The effectiveness of processes is often measured by quantifiable metrics and key performance indicators (KPIs). Backlog refinement, being a crucial component of Agile methodologies, is no exception. Understanding and implementing the right metrics can provide teams with valuable insights into the health of their backlog refinement process and its impact on project outcomes. Here, we explore several key metrics and KPIs that teams can use to gauge the success of their backlog refinement efforts.

Backlog Health Metrics:

  • Backlog Completeness: Measure the percentage of user stories or tasks with well-defined requirements and acceptance criteria. The team will be able to comprehend the job with clarity if the backlog is full.
  • Item Age: Track the age of items in the backlog to identify stale or long-pending tasks.
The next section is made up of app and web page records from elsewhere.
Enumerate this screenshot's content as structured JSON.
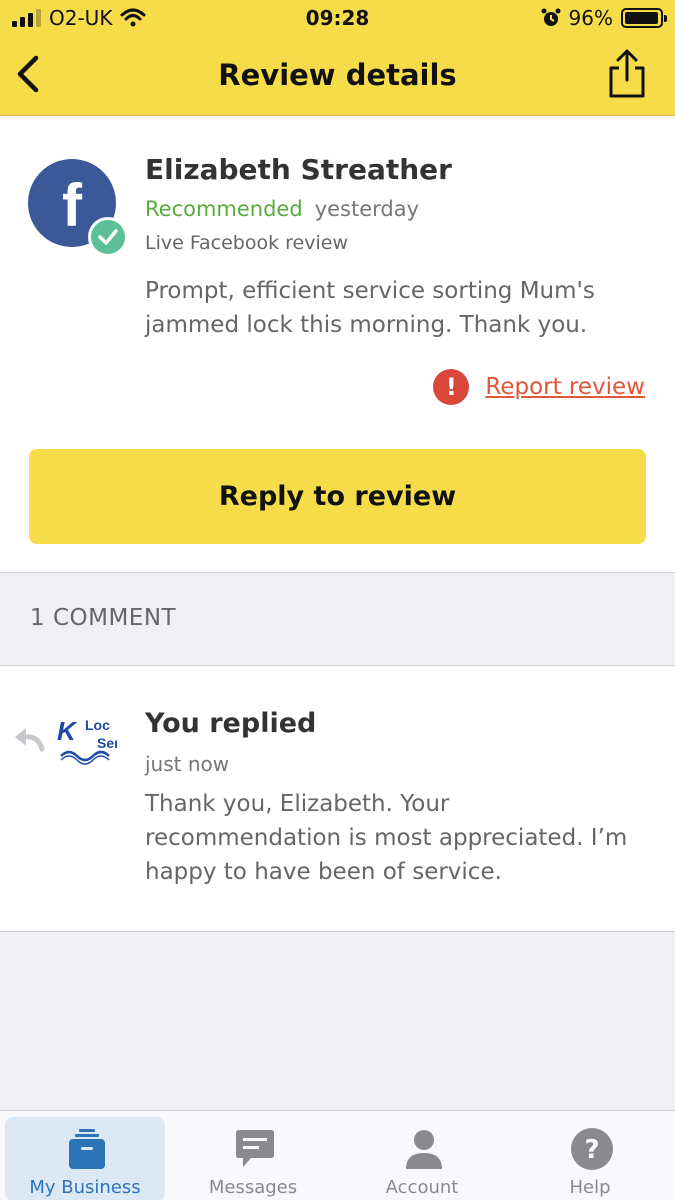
{
  "status_bar": {
    "carrier": "O2-UK",
    "time": "09:28",
    "battery": "96%",
    "battery_level": 0.96
  },
  "header": {
    "title": "Review details"
  },
  "review": {
    "reviewer_name": "Elizabeth Streather",
    "recommendation": "Recommended",
    "when": "yesterday",
    "source": "Live Facebook review",
    "text": "Prompt, efficient service sorting Mum's jammed lock this morning. Thank you.",
    "report_label": "Report review",
    "reply_button": "Reply to review"
  },
  "comments": {
    "count_label": "1 COMMENT",
    "items": [
      {
        "author_label": "You replied",
        "logo_text": [
          "K",
          "Loc",
          "Ser"
        ],
        "time": "just now",
        "text": "Thank you, Elizabeth. Your recommendation is most appreciated. I’m happy to have been of service."
      }
    ]
  },
  "tabbar": {
    "tabs": [
      {
        "label": "My Business",
        "icon": "briefcase-icon",
        "active": true
      },
      {
        "label": "Messages",
        "icon": "chat-icon",
        "active": false
      },
      {
        "label": "Account",
        "icon": "person-icon",
        "active": false
      },
      {
        "label": "Help",
        "icon": "help-icon",
        "active": false
      }
    ]
  },
  "colors": {
    "brand_yellow": "#f7dc4a",
    "recommended_green": "#5aab3c",
    "report_red": "#e2573a",
    "facebook_blue": "#3b5998",
    "tab_active_blue": "#2b74b8"
  }
}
This metric ensures that items only linger in the backlog after being addressed.
  • Backlog Horizon: Metric that quantifies the level of refinement and readiness of user stories within a product backlog for a given timeframe. It denotes the quantity of future sprints for which user stories have been extensively honed and are prepared for execution.
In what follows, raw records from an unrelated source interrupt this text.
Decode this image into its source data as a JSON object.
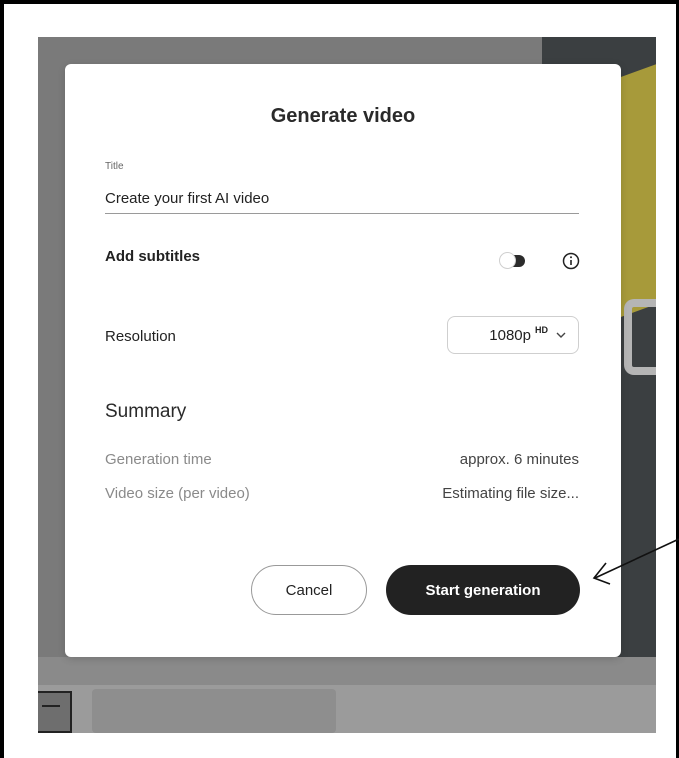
{
  "dialog": {
    "title": "Generate video",
    "title_field_label": "Title",
    "title_field_value": "Create your first AI video",
    "subtitles_label": "Add subtitles",
    "subtitles_enabled": false,
    "resolution_label": "Resolution",
    "resolution_value": "1080p",
    "resolution_badge": "HD",
    "summary_heading": "Summary",
    "summary": [
      {
        "key": "Generation time",
        "value": "approx. 6 minutes"
      },
      {
        "key": "Video size (per video)",
        "value": "Estimating file size..."
      }
    ],
    "cancel_label": "Cancel",
    "start_label": "Start generation"
  },
  "icons": {
    "info": "info-icon",
    "chevron": "chevron-down-icon",
    "annotation": "arrow-annotation-icon"
  },
  "colors": {
    "primary_button": "#222222",
    "backdrop": "#7a7a7a",
    "accent_yellow": "#a79a3a"
  }
}
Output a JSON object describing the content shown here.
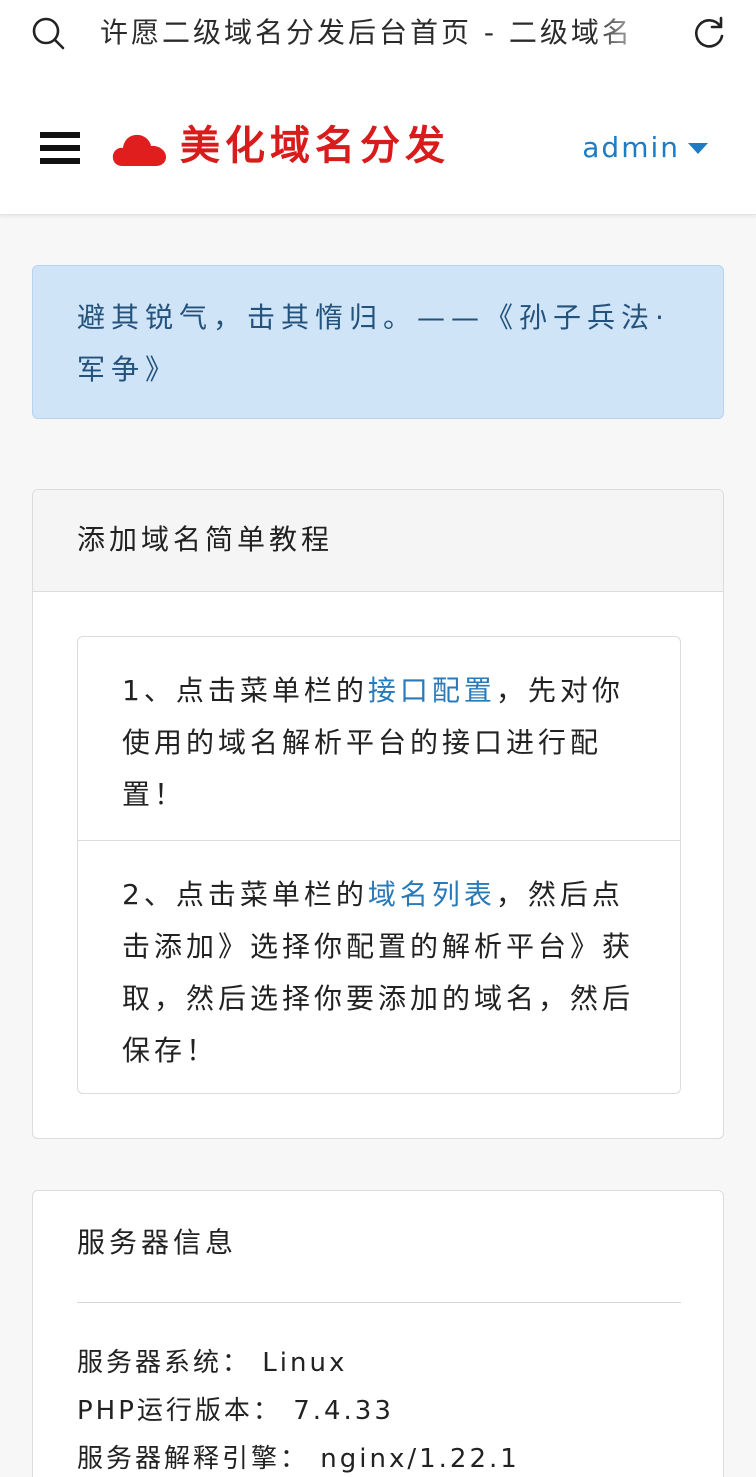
{
  "browser": {
    "page_title": "许愿二级域名分发后台首页 - 二级域名"
  },
  "header": {
    "brand_name": "美化域名分发",
    "username": "admin"
  },
  "quote": {
    "text": "避其锐气，击其惰归。——《孙子兵法·军争》"
  },
  "tutorial": {
    "title": "添加域名简单教程",
    "steps": [
      {
        "prefix": "1、点击菜单栏的",
        "link": "接口配置",
        "suffix": "，先对你使用的域名解析平台的接口进行配置！"
      },
      {
        "prefix": "2、点击菜单栏的",
        "link": "域名列表",
        "suffix": "，然后点击添加》选择你配置的解析平台》获取，然后选择你要添加的域名，然后保存！"
      }
    ]
  },
  "server": {
    "title": "服务器信息",
    "rows": [
      {
        "label": "服务器系统：",
        "value": "Linux"
      },
      {
        "label": "PHP运行版本：",
        "value": "7.4.33"
      },
      {
        "label": "服务器解释引擎：",
        "value": "nginx/1.22.1"
      }
    ]
  },
  "colors": {
    "brand": "#d81b1b",
    "link": "#2a7ab8",
    "alert_bg": "#d0e4f8",
    "alert_text": "#23527c"
  }
}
Sprint Planning Accuracy Metrics:

  • Estimation Accuracy: Evaluate how well the team's initial estimates align with the effort expended during development. A large variation can suggest that the team's estimating procedures need to be reviewed or refined in greater detail.
  • Sprint Commitment vs. Completion: Compare the number of items committed during sprint planning with the number of items completed. This measure sheds light on the team's ability to plan and execute tasks.
AN overview of Committed Vs Complete Story Points in DevDynamics

Impact on Overall Project Delivery Metrics:

  • Velocity Improvement: Measure the team's velocity over time, focusing on whether backlog refinement has positively influenced the team's ability to deliver more value in each iteration.
  • Cycle Time Reduction: Track the time for a backlog item to move from initiation to completion. A shorter cycle time indicates a more effective feature or user story delivery.
An overview of Cycle Time in DevDynamics 

Collaboration and Communication Metrics:

  • Stakeholder Satisfaction: Gather feedback from stakeholders on the clarity and relevance of backlog items. Good communication and alignment between the team and external stakeholders are indicated by high stakeholder satisfaction.
  • Participation Rate in Refinement Sessions: Monitor the active participation of team members in backlog refinement sessions. A high rate of involvement denotes effective teamwork and engagement.

Adaptability Metrics:

  • Frequency of Backlog Adjustments: Measure how often the team adjusts the backlog based on changing priorities or emerging requirements. A higher frequency may indicate the team's ability to adapt to evolving project needs.

Implementing the above metrics offers teams a data-driven method to assess the success and areas for improvement in their backlog refining process. Metrics should be chosen with the project's particular objectives and environment in mind. Teams may make well-informed decisions, improve their workflows, and advance their Agile practices by routinely examining these indicators. Teams may ensure that their backlog refinement processes positively affect project success by fostering a culture of continuous improvement.

Conclusion

Refining the backlog is very important to Agile development success.  Teams have the ability to adjust to change, set priorities wisely, and provide stakeholders with additional value because of its collaborative and iterative nature.  Teams can achieve Agile excellence and optimize their development processes by fully utilizing backlog refinement, provided they have a clear knowledge of the core objectives and adhere to best practices.  Backlog refining is an essential technique for contemporary software development teams because it is a cornerstone of Agile approaches and represents the dedication to continual improvement and responsiveness.